As long as you aren’t charging people you’re fine by me. Your work has some glaring technical errors that would be unforgivable for a pro, but since you’re a student, it just means that you haven’t progressed that far yet.
The biggest thing I’d recommend working on is lighting. Learn everything you can about studio lighting and setups, even if you don’t have any studio equipment because the concepts all translate to available light photography. It’s a little harder because you can’t move them and you’ve got to think a little more, but you can use any single light setup outside with just a reflector and the big light source in the sky.
Your composition and consistency will come in time, so keep up the work on that.

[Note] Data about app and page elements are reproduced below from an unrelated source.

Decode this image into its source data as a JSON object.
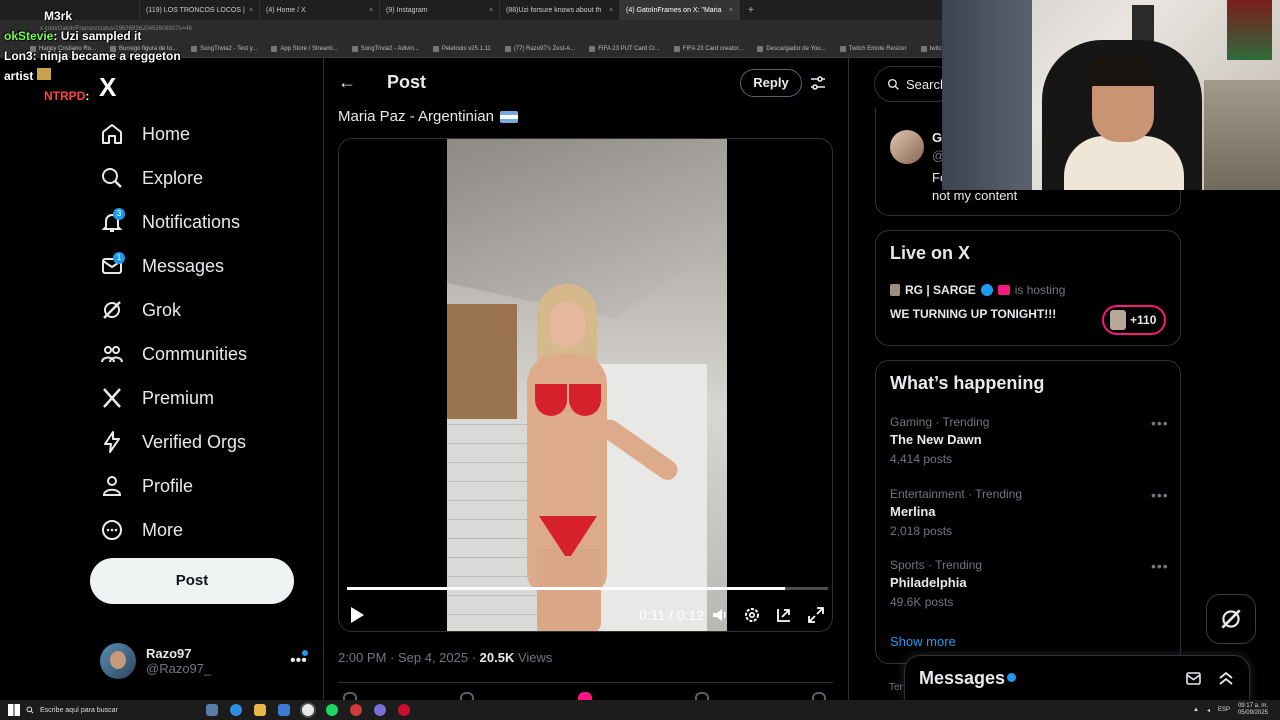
{
  "browser": {
    "tabs": [
      {
        "title": "(119) LOS TRONCOS LOCOS |"
      },
      {
        "title": "(4) Home / X"
      },
      {
        "title": "(9) Instagram"
      },
      {
        "title": "(88)Uzi forsure knows about th"
      },
      {
        "title": "(4) GatoInFrames on X: \"Maria"
      }
    ],
    "url": "x.com/GatoInFrames/status/1963693620453908927s=46",
    "bookmarks": [
      "Happy Cristiano Ro...",
      "Burrego figura de to...",
      "SongTrivia2 - Test y...",
      "App Store / Streami...",
      "SongTrivia2 - Adivin...",
      "Peletools v25.1.11",
      "(77) Razo97's Zest-A...",
      "FIFA 23 PUT Card Cr...",
      "FIFA 23 Card creator...",
      "Descargador de You...",
      "Twitch Emote Resizer",
      "twitch emote resizer..."
    ]
  },
  "chat": [
    {
      "user": "M3rk",
      "msg": "",
      "color": "white"
    },
    {
      "user": "okStevie",
      "msg": ": Uzi sampled it",
      "color": "green"
    },
    {
      "user": "Lon3",
      "msg": ": ninja became a reggeton",
      "color": "white"
    },
    {
      "user": "artist",
      "msg": "",
      "color": "white"
    },
    {
      "user": "NTRPD",
      "msg": ":",
      "color": "red"
    }
  ],
  "sidebar": {
    "logo": "X",
    "items": [
      {
        "label": "Home",
        "icon": "home-icon"
      },
      {
        "label": "Explore",
        "icon": "search-icon"
      },
      {
        "label": "Notifications",
        "icon": "bell-icon",
        "badge": "3"
      },
      {
        "label": "Messages",
        "icon": "mail-icon",
        "badge": "1"
      },
      {
        "label": "Grok",
        "icon": "grok-icon"
      },
      {
        "label": "Communities",
        "icon": "communities-icon"
      },
      {
        "label": "Premium",
        "icon": "x-premium-icon"
      },
      {
        "label": "Verified Orgs",
        "icon": "lightning-icon"
      },
      {
        "label": "Profile",
        "icon": "person-icon"
      },
      {
        "label": "More",
        "icon": "more-circle-icon"
      }
    ],
    "post_button": "Post",
    "profile": {
      "name": "Razo97",
      "handle": "@Razo97_"
    }
  },
  "post": {
    "header": "Post",
    "reply_button": "Reply",
    "text": "Maria Paz - Argentinian",
    "video": {
      "time": "0:11 / 0:12",
      "progress": 0.91
    },
    "timestamp": "2:00 PM · Sep 4, 2025 · ",
    "views_count": "20.5K",
    "views_label": " Views"
  },
  "right": {
    "search_placeholder": "Search",
    "card1": {
      "name": "G",
      "handle": "@",
      "text1": "Fe",
      "text2": "not my content"
    },
    "live": {
      "title": "Live on X",
      "host": "RG | SARGE",
      "hosting": "is hosting",
      "stream_title": "WE TURNING UP TONIGHT!!!",
      "listeners": "+110"
    },
    "happening": {
      "title": "What’s happening",
      "trends": [
        {
          "category": "Gaming · Trending",
          "name": "The New Dawn",
          "count": "4,414 posts"
        },
        {
          "category": "Entertainment · Trending",
          "name": "Merlina",
          "count": "2,018 posts"
        },
        {
          "category": "Sports · Trending",
          "name": "Philadelphia",
          "count": "49.6K posts"
        }
      ],
      "show_more": "Show more"
    },
    "terms_stub": "Ter",
    "messages_dock": "Messages"
  },
  "taskbar": {
    "search_placeholder": "Escribe aquí para buscar",
    "lang": "ESP",
    "time": "09:17 a. m.",
    "date": "05/09/2025"
  }
}
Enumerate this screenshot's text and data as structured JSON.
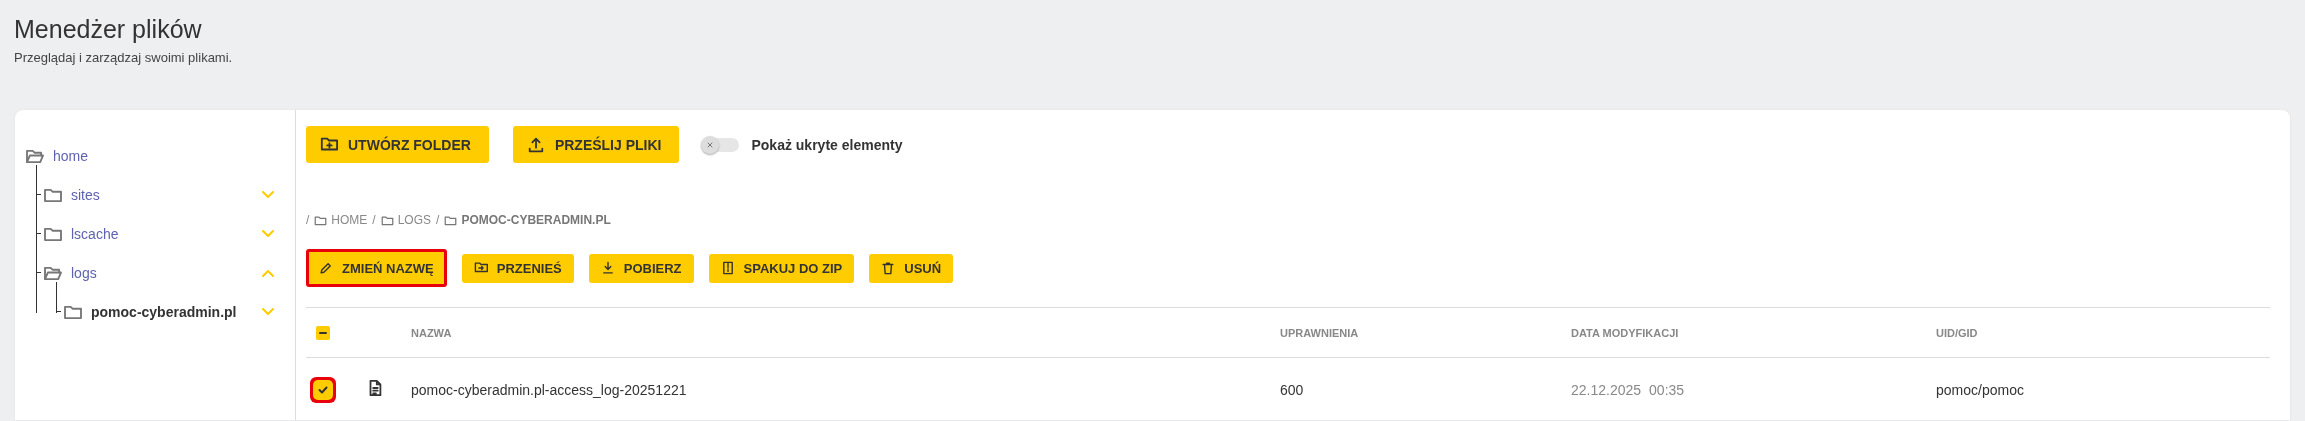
{
  "header": {
    "title": "Menedżer plików",
    "subtitle": "Przeglądaj i zarządzaj swoimi plikami."
  },
  "tree": [
    {
      "name": "home",
      "kind": "root",
      "expanded": true,
      "selected": false,
      "children": [
        {
          "name": "sites",
          "kind": "folder",
          "expanded": false,
          "selected": false
        },
        {
          "name": "lscache",
          "kind": "folder",
          "expanded": false,
          "selected": false
        },
        {
          "name": "logs",
          "kind": "folder",
          "expanded": true,
          "selected": false,
          "children": [
            {
              "name": "pomoc-cyberadmin.pl",
              "kind": "folder",
              "expanded": false,
              "selected": true
            }
          ]
        }
      ]
    }
  ],
  "toolbar": {
    "buttons": [
      {
        "kind": "new-folder",
        "label": "UTWÓRZ FOLDER"
      },
      {
        "kind": "upload",
        "label": "PRZEŚLIJ PLIKI"
      }
    ],
    "toggle": {
      "label": "Pokaż ukryte elementy",
      "on": false
    }
  },
  "breadcrumb": [
    {
      "separator": "/",
      "label": "HOME",
      "current": false
    },
    {
      "separator": "/",
      "label": "LOGS",
      "current": false
    },
    {
      "separator": "/",
      "label": "POMOC-CYBERADMIN.PL",
      "current": true
    }
  ],
  "actions": [
    {
      "kind": "rename",
      "label": "ZMIEŃ NAZWĘ",
      "highlighted": true
    },
    {
      "kind": "move",
      "label": "PRZENIEŚ",
      "highlighted": false
    },
    {
      "kind": "download",
      "label": "POBIERZ",
      "highlighted": false
    },
    {
      "kind": "zip",
      "label": "SPAKUJ DO ZIP",
      "highlighted": false
    },
    {
      "kind": "delete",
      "label": "USUŃ",
      "highlighted": false
    }
  ],
  "table": {
    "select_all": {
      "indeterminate": true
    },
    "columns": [
      "NAZWA",
      "UPRAWNIENIA",
      "DATA MODYFIKACJI",
      "UID/GID"
    ],
    "rows": [
      {
        "kind": "file",
        "checked": true,
        "highlighted": true,
        "name": "pomoc-cyberadmin.pl-access_log-20251221",
        "permissions": "600",
        "date": "22.12.2025",
        "time": "00:35",
        "owner": "pomoc/pomoc"
      }
    ]
  }
}
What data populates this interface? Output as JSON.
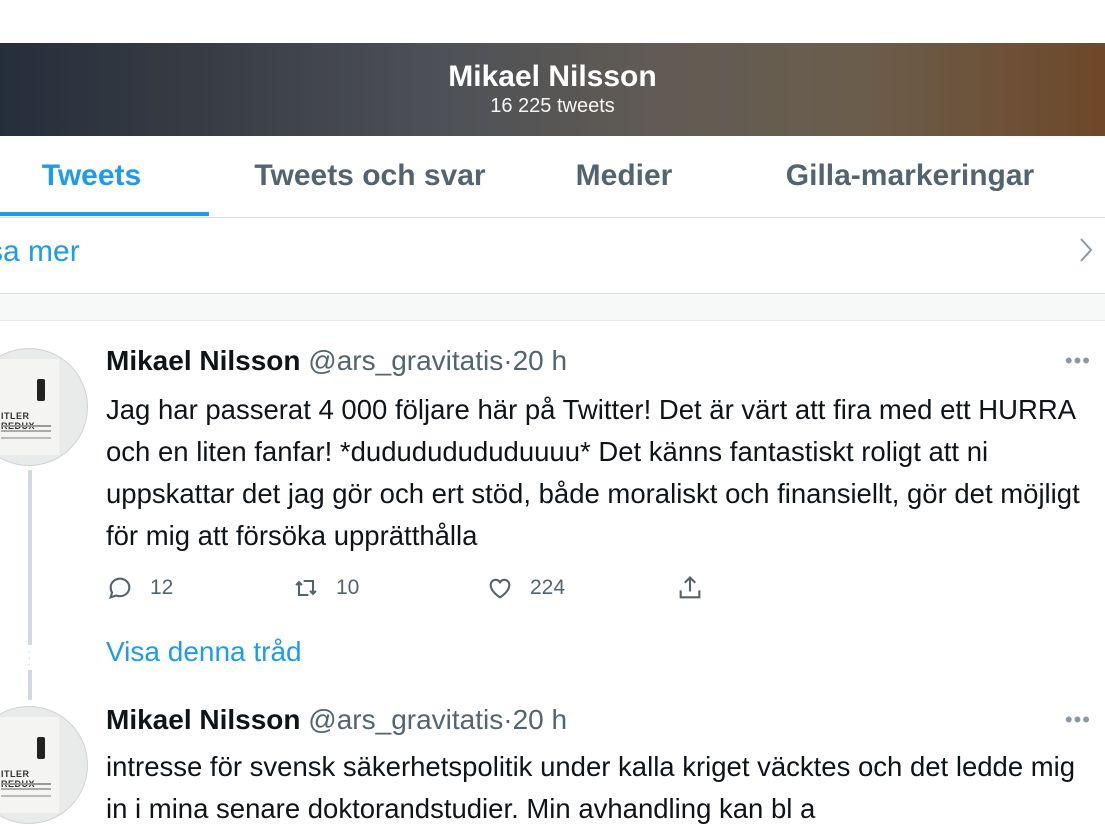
{
  "profile": {
    "name": "Mikael Nilsson",
    "tweet_count": "16 225 tweets"
  },
  "tabs": [
    {
      "label": "Tweets",
      "active": true
    },
    {
      "label": "Tweets och svar"
    },
    {
      "label": "Medier"
    },
    {
      "label": "Gilla-markeringar"
    }
  ],
  "show_more": {
    "label": "sa mer"
  },
  "tweets": [
    {
      "name": "Mikael Nilsson",
      "handle": "@ars_gravitatis",
      "sep": "·",
      "time": "20 h",
      "text": "Jag har passerat 4 000 följare här på Twitter! Det är värt att fira med ett HURRA och en liten fanfar! *dudududududuuuu* Det känns fantastiskt roligt att ni uppskattar det jag gör och ert stöd, både moraliskt och finansiellt, gör det möjligt för mig att försöka upprätthålla",
      "replies": "12",
      "retweets": "10",
      "likes": "224",
      "thread_link": "Visa denna tråd"
    },
    {
      "name": "Mikael Nilsson",
      "handle": "@ars_gravitatis",
      "sep": "·",
      "time": "20 h",
      "text": "intresse för svensk säkerhetspolitik under kalla kriget väcktes och det ledde mig in i mina senare doktorandstudier. Min avhandling kan bl a"
    }
  ],
  "avatar_book_title": "ITLER REDUX",
  "colors": {
    "accent": "#1d9bf0",
    "secondary_text": "#536471",
    "border": "#d9dde0"
  },
  "icons": [
    "reply-icon",
    "retweet-icon",
    "like-icon",
    "share-icon",
    "more-icon",
    "chevron-right-icon"
  ]
}
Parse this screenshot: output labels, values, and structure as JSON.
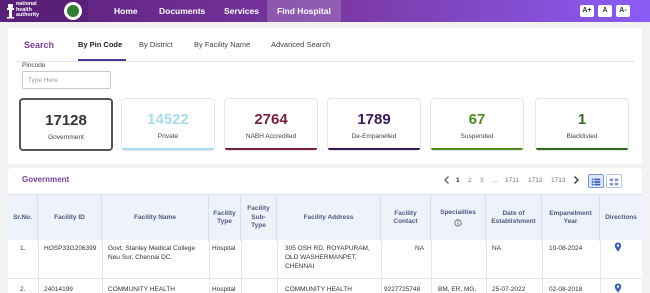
{
  "header": {
    "org_name": "national health authority",
    "nav": [
      "Home",
      "Documents",
      "Services",
      "Find Hospital"
    ],
    "font_size_buttons": [
      "A+",
      "A",
      "A-"
    ],
    "gradient": [
      "#5b1f7a",
      "#8b5cf6"
    ]
  },
  "search": {
    "title": "Search",
    "tabs": [
      "By Pin Code",
      "By District",
      "By Facility Name",
      "Advanced Search"
    ],
    "pincode_label": "Pincode",
    "pincode_placeholder": "Type Here",
    "pincode_value": ""
  },
  "stats": [
    {
      "value": "17128",
      "label": "Government",
      "color": "#333333"
    },
    {
      "value": "14522",
      "label": "Private",
      "color": "#9fd6e6"
    },
    {
      "value": "2764",
      "label": "NABH Accredited",
      "color": "#7a1f3a"
    },
    {
      "value": "1789",
      "label": "De-Empanelled",
      "color": "#3b1a5a"
    },
    {
      "value": "67",
      "label": "Suspended",
      "color": "#4f8a1f"
    },
    {
      "value": "1",
      "label": "Blacklisted",
      "color": "#2f6a1f"
    }
  ],
  "table": {
    "title": "Government",
    "pagination": [
      "1",
      "2",
      "3",
      "...",
      "1711",
      "1712",
      "1713"
    ],
    "columns": [
      "Sr.No.",
      "Facility ID",
      "Facility Name",
      "Facility Type",
      "Facility Sub-Type",
      "Facility Address",
      "Facility Contact",
      "Specialities",
      "Date of Establishment",
      "Empanelment Year",
      "Directions"
    ],
    "rows": [
      {
        "sr": "1.",
        "id": "HOSP33G206399",
        "name": "Govt. Stanley Medical College Neu Sur, Chennai DC.",
        "type": "Hospital",
        "subtype": "",
        "address": "305 OSH RD, ROYAPURAM, OLD WASHERMANPET, CHENNAI",
        "contact": "NA",
        "specialities": "",
        "established": "NA",
        "empanelment": "10-08-2024"
      },
      {
        "sr": "2.",
        "id": "24014199",
        "name": "COMMUNITY HEALTH",
        "type": "Hospital",
        "subtype": "",
        "address": "COMMUNITY HEALTH",
        "contact": "9227725748",
        "specialities": "BM, ER, MG,",
        "established": "25-07-2022",
        "empanelment": "02-08-2018"
      }
    ]
  }
}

One thing I will say is that if someone comes to ask you to shoot their wedding, remind them that you are not a professional yet, and encourage them that they should really hire a real professional photographer for such an important day. Then ask the photographer they hire to let you assist for the day (for free). You’ll spend a lot of the day lugging equipment around and making adjustments to the lights for the photographer, but you’ll also learn a ton. And this way the client will be guaranteed good photos.